UNESCO Intangible Heritage in Armenia

UNESCO Intangible Heritage in Armenia

Armenia's uniqueness shines through its cultural elements inscribed on the UNESCO list, embodying the spirit of art, rituals, and traditions that have accompanied the Armenian people for centuries. These world-renowned cultural elements originating from Armenia offer insights into the country's distinct flair.

The duduk and its music, a UNESCO heritage since 2008, is a national musical instrument integral to both festive and solemn occasions, symbolizing the Armenian spirit. Traditionally handcrafted from apricot wood, its soft sound is believed to have been known since before the Common Era. Armenian cross-stones art.

Symbolism and craftsmanship of Khachkars, recognized in 2010. Khachkars are vertical stone slabs featuring crosses, saints, animals, and plant-geometric motifs, meticulously carved and polished. Each khachkar is a unique work of art, making no two stones identical. Over 50,000 stone crosses dot Armenia, each telling its own story.

The epic "Daredevils of Sasun" (or "David of Sasun"), listed in 2012, is Armenia's most famous folk epic, rooted in the historical region of Sasun from the 7th to 11th centuries. David, the folklore hero, embodies the struggle against evil, with the epic traditionally told in prose and parts sung in rhyme, often accompanied by the duduk at weddings, baptisms, and significant events. The first Saturday of October is celebrated as the Day of the Epic.

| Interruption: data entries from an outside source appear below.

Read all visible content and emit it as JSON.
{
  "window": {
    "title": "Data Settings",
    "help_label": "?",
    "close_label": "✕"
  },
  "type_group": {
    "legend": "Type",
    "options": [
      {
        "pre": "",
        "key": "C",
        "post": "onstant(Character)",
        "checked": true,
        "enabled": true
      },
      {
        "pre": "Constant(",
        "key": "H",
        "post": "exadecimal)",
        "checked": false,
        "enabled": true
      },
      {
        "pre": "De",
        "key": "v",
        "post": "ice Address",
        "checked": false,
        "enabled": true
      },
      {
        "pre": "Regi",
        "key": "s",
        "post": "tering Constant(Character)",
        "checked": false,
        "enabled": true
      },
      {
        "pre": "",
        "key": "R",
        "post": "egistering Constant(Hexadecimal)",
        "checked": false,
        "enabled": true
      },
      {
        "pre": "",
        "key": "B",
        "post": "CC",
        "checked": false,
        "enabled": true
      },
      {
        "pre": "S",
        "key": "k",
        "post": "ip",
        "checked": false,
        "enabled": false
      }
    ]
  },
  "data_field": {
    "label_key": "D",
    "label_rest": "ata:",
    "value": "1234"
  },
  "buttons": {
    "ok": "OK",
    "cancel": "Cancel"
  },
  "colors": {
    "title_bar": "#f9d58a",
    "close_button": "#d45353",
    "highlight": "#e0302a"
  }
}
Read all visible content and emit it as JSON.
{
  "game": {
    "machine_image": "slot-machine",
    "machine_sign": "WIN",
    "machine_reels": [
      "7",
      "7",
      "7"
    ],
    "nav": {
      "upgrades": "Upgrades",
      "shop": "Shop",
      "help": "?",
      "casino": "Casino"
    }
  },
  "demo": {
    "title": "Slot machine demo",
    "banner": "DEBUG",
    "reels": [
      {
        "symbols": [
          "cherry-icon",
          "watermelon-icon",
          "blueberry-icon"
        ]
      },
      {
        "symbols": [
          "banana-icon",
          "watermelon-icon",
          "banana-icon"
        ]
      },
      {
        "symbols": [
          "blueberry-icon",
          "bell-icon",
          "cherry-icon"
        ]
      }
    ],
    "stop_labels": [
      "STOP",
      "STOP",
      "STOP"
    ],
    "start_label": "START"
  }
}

Lavash, inscribed in 2014, is a staple in Armenia, a large thin flatbread traditionally made by women, fostering family and community ties. Baked in a scorching tandoor for half a minute, lavash can be stored for up to six months and is commonly wrapped around cheese, greens, and meat.

Kochari, traditional group dance, added to the list in 2017, is a collective Armenian dance performed across the country, symbolizing identity and solidarity across generations. Dancers, linked by hands or shoulders, mimic the movements of wild rams and horses, escalating in tempo to the rhythm of Armenian music.

Armenian letter art and its cultural expressions, recognized in 2019, trace back to the creation of the Armenian alphabet by Mesrop Mashtots in 405 AD, with each letter corresponding to a single sound. The script includes cryptic and ornamental symbols, some with religious significance, remaining largely unchanged over 16 centuries.

Tradition of blacksmithing in Gyumri, listed in 2023, showcase the enduring craft of metalwork, with modern blacksmiths inheriting skills from generations past, creating window grilles, fences, doors, candleholders, and lamps, preserving this ancient practice unique to Gyumri.

Pilgrimage to the St. Thaddeus Apostle Monastery, a UNESCO heritage since 2020, sees believers from the Armenian Apostolic Church trek from Armenia to Chaldoran in Iran, honoring one of the apostles who preached Christianity in Armenia. This annual 1900-year-old tradition, interrupted only during Soviet times, involves fasting, prayer, and communion.

Traveling through Armenia immerses visitors in a cultural life rich with centuries-old traditions. Beyond the intangible, Armenia boasts UNESCO World Heritage Sites, including ancient churches that underscore the importance of preserving not just traditions but also architectural history.